WORK TO COMPLETE
Needed from the entries below: every line that holds the word "name".

#### RECORDS FOR THE TASK ####

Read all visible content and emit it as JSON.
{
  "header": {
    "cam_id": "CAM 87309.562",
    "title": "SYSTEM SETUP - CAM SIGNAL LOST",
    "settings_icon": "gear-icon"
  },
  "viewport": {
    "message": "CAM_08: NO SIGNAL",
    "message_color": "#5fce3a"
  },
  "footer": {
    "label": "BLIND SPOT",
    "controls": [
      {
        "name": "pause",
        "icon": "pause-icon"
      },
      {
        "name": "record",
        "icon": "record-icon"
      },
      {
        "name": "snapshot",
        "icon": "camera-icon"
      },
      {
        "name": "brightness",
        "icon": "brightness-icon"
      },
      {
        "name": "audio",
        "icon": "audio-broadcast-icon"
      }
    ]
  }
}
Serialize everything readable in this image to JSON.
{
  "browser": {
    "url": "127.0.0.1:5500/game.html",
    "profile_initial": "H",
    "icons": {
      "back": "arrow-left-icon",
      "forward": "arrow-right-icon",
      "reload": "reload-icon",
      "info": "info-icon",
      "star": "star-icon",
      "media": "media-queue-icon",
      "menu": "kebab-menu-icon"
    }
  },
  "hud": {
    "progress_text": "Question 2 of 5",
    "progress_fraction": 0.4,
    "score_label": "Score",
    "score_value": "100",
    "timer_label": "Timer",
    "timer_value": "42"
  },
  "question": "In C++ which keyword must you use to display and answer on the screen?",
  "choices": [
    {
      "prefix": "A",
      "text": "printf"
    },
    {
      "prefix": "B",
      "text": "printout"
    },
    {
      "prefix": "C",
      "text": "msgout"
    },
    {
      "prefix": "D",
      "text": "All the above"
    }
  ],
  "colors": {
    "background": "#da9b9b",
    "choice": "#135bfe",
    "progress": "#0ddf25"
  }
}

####

REPLY
        "name": "pause",
        "name": "record",
        "name": "snapshot",
        "name": "brightness",
        "name": "audio",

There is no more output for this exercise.